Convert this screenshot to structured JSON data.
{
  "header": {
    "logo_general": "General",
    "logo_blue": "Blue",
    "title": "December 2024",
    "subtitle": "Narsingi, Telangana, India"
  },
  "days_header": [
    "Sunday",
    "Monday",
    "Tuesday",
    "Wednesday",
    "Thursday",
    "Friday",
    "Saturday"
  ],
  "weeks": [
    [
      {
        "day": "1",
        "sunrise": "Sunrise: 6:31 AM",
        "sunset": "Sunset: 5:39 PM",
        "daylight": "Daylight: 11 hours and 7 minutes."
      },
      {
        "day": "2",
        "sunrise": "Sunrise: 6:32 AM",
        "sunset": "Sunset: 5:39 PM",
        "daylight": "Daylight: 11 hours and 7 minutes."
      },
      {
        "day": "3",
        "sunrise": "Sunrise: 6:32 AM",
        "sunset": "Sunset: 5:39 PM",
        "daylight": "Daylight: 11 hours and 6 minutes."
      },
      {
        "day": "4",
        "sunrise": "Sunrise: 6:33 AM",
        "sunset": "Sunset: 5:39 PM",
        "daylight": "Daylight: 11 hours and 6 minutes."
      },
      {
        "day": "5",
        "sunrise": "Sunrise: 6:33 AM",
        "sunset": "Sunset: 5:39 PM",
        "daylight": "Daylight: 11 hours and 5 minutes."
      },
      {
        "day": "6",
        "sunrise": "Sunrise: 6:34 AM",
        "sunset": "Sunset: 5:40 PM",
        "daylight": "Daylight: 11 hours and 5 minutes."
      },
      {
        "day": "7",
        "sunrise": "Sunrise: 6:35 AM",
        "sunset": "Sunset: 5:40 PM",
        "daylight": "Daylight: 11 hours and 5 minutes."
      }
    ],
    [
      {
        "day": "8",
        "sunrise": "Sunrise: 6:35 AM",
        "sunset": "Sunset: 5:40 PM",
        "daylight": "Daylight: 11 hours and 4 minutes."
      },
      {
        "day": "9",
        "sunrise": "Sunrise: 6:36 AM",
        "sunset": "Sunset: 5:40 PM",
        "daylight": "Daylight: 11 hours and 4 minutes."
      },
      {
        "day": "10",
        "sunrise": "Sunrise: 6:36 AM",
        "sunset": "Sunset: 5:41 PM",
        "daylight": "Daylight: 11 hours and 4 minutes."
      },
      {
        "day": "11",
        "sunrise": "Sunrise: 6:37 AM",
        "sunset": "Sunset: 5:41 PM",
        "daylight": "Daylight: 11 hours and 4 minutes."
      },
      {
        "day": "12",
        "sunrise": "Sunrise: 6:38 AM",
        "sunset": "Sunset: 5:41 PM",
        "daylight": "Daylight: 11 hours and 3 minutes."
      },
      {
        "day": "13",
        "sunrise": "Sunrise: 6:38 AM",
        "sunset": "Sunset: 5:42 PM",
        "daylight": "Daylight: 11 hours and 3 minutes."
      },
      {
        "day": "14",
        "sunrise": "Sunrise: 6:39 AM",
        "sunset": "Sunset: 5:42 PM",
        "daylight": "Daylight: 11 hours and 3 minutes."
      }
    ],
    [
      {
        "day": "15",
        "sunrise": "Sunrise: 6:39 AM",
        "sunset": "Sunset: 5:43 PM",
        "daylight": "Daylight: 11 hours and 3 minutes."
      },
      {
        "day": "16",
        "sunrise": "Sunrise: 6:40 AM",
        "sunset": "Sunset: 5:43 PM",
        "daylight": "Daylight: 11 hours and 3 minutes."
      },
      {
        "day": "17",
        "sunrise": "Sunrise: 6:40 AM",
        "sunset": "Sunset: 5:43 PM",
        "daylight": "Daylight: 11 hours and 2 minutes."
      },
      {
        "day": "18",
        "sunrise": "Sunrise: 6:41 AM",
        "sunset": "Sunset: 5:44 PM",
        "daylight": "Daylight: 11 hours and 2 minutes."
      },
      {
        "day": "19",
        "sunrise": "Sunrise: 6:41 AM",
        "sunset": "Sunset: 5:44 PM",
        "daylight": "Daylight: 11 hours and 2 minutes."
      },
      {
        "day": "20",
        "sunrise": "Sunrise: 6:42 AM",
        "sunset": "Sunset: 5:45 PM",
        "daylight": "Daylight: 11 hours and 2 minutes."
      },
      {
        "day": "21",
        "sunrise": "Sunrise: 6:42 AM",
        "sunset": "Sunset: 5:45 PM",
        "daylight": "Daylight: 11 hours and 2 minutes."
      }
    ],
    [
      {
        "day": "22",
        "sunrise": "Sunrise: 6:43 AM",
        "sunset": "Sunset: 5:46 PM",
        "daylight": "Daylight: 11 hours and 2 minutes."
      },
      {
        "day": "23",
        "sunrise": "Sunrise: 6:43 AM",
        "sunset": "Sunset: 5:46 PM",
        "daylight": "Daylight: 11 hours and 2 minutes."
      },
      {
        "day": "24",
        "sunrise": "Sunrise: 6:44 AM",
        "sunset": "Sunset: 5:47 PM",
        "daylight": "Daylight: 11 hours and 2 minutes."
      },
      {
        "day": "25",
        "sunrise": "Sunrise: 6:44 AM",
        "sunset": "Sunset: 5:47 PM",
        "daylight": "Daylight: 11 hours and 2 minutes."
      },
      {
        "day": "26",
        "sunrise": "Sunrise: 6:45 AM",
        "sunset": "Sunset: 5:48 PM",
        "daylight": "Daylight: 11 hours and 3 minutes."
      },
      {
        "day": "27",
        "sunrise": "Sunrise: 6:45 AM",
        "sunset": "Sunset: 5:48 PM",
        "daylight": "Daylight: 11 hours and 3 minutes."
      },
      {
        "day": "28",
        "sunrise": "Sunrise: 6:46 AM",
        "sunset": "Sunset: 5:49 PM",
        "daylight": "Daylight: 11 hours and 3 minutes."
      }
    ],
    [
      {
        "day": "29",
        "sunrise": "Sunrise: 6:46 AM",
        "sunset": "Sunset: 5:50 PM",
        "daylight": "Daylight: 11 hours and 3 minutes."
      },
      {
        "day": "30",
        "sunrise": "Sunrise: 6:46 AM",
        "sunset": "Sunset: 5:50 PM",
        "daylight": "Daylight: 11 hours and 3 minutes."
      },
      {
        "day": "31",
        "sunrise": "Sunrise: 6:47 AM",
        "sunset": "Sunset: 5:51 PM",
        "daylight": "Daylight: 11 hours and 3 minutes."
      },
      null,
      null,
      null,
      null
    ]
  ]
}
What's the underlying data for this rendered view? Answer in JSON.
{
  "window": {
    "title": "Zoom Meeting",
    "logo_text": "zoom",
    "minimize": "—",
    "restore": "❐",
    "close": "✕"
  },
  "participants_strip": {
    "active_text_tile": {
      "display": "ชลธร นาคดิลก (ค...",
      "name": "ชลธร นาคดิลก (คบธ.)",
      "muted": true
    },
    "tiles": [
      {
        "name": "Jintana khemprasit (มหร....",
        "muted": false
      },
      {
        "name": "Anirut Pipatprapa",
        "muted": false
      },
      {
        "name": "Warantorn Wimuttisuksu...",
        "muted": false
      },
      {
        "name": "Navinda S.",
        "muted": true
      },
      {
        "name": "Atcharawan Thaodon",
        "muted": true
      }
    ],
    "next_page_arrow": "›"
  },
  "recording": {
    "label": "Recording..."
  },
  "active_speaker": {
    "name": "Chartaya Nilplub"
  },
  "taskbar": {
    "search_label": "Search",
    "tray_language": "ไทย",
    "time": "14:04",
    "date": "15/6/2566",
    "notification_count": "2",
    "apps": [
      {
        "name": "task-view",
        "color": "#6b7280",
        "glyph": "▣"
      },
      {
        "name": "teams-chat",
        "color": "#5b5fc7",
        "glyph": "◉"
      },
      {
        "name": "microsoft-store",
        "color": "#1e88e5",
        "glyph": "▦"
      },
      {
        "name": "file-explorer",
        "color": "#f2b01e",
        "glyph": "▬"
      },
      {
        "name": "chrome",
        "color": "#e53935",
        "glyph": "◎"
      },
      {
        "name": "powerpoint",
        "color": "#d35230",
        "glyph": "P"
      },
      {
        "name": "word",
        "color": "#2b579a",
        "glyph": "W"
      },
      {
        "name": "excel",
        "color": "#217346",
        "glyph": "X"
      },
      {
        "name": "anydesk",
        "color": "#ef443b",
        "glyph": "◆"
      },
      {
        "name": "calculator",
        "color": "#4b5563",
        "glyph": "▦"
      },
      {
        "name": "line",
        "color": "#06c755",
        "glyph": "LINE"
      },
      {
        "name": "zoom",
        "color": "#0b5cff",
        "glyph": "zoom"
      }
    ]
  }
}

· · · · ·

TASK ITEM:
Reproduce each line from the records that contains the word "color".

RESPONSE TO THE EXERCISE:
        "color": "#6b7280",
        "color": "#5b5fc7",
        "color": "#1e88e5",
        "color": "#f2b01e",
        "color": "#e53935",
        "color": "#d35230",
        "color": "#2b579a",
        "color": "#217346",
        "color": "#ef443b",
        "color": "#4b5563",
        "color": "#06c755",
        "color": "#0b5cff",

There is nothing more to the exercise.